Thamnophis sirtalis has many subspecies, some occurring in a very small geographic area and some occur over very large areas. Currently approximately 12 different subspecies are described: Thamnophis sirtalis annectens, T.s.concinnus, T.s.dorsalis, T.s.fitchii, T.s.infernalis, T.s.pallidulus, T.s.parietalis, T.s.pickeringii, T.s.semifasciatus, T.s.similis T.s. sirtalis and T.s.tetrataenia.
Distribution and habitat
Thamnophis sirtalis occurs in a very large part of the USA from coast to coast and from north to south. The species occurs in just a small area in Mexico and in large parts of Canada.

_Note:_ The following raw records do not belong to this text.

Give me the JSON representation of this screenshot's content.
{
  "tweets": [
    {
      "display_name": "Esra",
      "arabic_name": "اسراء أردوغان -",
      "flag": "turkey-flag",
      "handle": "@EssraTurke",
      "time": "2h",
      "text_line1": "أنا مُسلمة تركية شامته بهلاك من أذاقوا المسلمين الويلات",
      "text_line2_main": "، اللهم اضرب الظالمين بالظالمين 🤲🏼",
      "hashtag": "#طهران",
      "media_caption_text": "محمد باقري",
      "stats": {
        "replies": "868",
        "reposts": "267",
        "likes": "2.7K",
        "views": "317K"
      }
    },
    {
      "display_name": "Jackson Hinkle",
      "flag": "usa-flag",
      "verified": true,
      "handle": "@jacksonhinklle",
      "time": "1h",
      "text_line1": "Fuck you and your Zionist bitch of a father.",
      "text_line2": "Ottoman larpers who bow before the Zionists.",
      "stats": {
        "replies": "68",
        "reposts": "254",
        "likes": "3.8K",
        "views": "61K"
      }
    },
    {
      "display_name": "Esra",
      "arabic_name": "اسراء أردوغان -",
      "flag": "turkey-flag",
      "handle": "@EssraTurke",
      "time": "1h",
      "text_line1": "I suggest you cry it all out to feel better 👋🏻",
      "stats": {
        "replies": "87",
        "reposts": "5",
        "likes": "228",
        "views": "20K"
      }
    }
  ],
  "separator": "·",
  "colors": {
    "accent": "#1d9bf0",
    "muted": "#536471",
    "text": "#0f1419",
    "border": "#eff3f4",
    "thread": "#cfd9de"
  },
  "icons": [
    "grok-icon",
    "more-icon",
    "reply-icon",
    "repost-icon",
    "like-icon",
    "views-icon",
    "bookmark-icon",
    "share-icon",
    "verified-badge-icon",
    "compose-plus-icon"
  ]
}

Thamnophis sirtalis is the snake that occurs farthest north of all snake species in Northamerica. The species lives up north in areas where the activity period can be as short as 3 months. In southern Florida the species can be active year-round. The snakes can live at sea level but also occur high in the mountains. Some populations are highly aquatic, especially on the westcoast of the US. Other populations occur in drier habitats. So especially for Thamnophis sirtalis it is crucial to know where the snakes originate from in order to keep them in a way that reflects their lives in wild.
The Common Gartersnake does well in captivity. Minimum size to keep one adult couple is 60 x 50 x 50 cm. They do well in a dry and well ventilated cage with just a water bowl for swimming and drinking. Local temperatures in the terrarium should rise to 30 – 35 °C. But it is important to offer them a relatively wide temperature range so the snakes can choose their optimum temperature. Thamnophis sirtalis seems to be sensitive for keeping them too warm, so make sure there is a cool area in the terrarium where the temperature does not rise far above the 25 °C. Hibernation is a must for all subspecies (in my opinion), but duration may vary from 2 – 5 months depending on origin of the snakes.